Earlier this year, I attended an OERB science workshop. I left with over $1100 in supplies and lots of ideas to use in my physical science class. You can read more about my workshop experience here. One of the tools I was given to use with my students was a set of hydrocarbon modeling kits from Mega Molecules.
Organic chemistry isn’t exactly in the realm of our physical science standards, but basic ionic and covalent bonding are in the standards. I used this one-day introduction to hydrocarbons as an end-of-unit extension lesson. I thought my students would benefit from the chance to build a model of a molecule.
Here are some of their creations:
I gave each of my students a hydrocarbon building kit and a table to complete.
Here’s the table I created. It is inspired by a table we were given at the workshop to fill out.
This is my first year teaching physical science, and I’m definitely making some rookie mistakes. My students have been practicing naming covalent compounds, so I thought I would have students name the hydrocarbons using the rules for covalent compounds. Then, I would share with them (through the next-to-last column in the table) what scientists referred to the hydrocarbons as.
Silly me didn’t think about what would happen when I needed a prefix for fourteen hydrogen atoms! Oops… I told my students that I had planned this so that they could see why scientists used a different naming scheme for hydrocarbons than the method we had been using for covalent compounds. They seemed to be okay with this.
But, I think I might take out that naming column if I ever teach physical science and do this activity again.

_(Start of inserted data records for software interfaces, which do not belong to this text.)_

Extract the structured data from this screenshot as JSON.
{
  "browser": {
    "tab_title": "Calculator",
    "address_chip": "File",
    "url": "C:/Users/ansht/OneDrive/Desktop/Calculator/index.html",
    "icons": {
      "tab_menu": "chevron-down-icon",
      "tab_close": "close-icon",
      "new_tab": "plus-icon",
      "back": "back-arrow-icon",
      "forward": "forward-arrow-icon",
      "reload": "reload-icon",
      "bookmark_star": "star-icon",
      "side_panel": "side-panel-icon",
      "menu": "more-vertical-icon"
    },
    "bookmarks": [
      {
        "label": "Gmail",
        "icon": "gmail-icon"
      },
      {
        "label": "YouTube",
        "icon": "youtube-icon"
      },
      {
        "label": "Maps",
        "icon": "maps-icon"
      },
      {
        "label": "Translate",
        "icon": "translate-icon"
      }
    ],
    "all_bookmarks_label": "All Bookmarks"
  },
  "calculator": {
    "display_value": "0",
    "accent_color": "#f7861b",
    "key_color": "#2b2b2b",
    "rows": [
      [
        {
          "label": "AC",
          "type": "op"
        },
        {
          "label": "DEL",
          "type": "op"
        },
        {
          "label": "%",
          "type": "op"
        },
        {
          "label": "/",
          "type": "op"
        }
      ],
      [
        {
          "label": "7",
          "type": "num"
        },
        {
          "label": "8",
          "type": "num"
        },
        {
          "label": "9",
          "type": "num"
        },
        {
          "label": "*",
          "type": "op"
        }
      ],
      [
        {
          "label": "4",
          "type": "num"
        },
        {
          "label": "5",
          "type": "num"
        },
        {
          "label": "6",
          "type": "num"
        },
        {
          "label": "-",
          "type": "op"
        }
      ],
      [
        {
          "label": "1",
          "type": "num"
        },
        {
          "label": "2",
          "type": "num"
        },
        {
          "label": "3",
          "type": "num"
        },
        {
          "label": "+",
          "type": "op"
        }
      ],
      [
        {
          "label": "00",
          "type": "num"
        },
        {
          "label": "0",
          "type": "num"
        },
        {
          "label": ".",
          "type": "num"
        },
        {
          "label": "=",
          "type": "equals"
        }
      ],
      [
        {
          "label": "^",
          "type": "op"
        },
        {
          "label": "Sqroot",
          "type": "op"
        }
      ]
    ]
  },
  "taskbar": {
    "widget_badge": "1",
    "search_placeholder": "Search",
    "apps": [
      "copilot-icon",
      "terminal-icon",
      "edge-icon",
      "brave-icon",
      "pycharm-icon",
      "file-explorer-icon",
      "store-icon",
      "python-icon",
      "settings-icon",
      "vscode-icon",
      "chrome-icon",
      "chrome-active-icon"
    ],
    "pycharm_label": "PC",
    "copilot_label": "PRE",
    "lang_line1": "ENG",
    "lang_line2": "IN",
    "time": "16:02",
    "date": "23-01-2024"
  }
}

One happy side effect of this one-day exploration of hydrocarbons is that whenever we see hydrocarbons in the equations that we are balancing, we can name them! Of course, I find this much more exciting than my students do…